Extract the full set of records, then give each one again exactly.
(Beginning of Records for this task)
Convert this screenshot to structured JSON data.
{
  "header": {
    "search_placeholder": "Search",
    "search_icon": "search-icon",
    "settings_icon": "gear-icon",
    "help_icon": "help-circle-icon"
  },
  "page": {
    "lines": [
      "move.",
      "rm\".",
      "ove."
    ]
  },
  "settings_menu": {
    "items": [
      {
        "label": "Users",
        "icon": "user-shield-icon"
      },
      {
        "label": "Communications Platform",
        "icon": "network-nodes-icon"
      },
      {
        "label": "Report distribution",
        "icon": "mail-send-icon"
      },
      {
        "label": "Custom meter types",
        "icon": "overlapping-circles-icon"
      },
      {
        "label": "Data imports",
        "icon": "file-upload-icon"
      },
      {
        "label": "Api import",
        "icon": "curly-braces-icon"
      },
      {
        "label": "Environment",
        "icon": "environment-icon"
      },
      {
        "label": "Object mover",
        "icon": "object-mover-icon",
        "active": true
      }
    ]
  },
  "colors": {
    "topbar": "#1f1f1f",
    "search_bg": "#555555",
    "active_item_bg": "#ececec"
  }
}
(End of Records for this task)
Response:
Convert this screenshot to structured JSON data.
{
  "header": {
    "search_placeholder": "Search",
    "search_icon": "search-icon",
    "settings_icon": "gear-icon",
    "help_icon": "help-circle-icon"
  },
  "page": {
    "lines": [
      "move.",
      "rm\".",
      "ove."
    ]
  },
  "settings_menu": {
    "items": [
      {
        "label": "Users",
        "icon": "user-shield-icon"
      },
      {
        "label": "Communications Platform",
        "icon": "network-nodes-icon"
      },
      {
        "label": "Report distribution",
        "icon": "mail-send-icon"
      },
      {
        "label": "Custom meter types",
        "icon": "overlapping-circles-icon"
      },
      {
        "label": "Data imports",
        "icon": "file-upload-icon"
      },
      {
        "label": "Api import",
        "icon": "curly-braces-icon"
      },
      {
        "label": "Environment",
        "icon": "environment-icon"
      },
      {
        "label": "Object mover",
        "icon": "object-mover-icon",
        "active": true
      }
    ]
  },
  "colors": {
    "topbar": "#1f1f1f",
    "search_bg": "#555555",
    "active_item_bg": "#ececec"
  }
}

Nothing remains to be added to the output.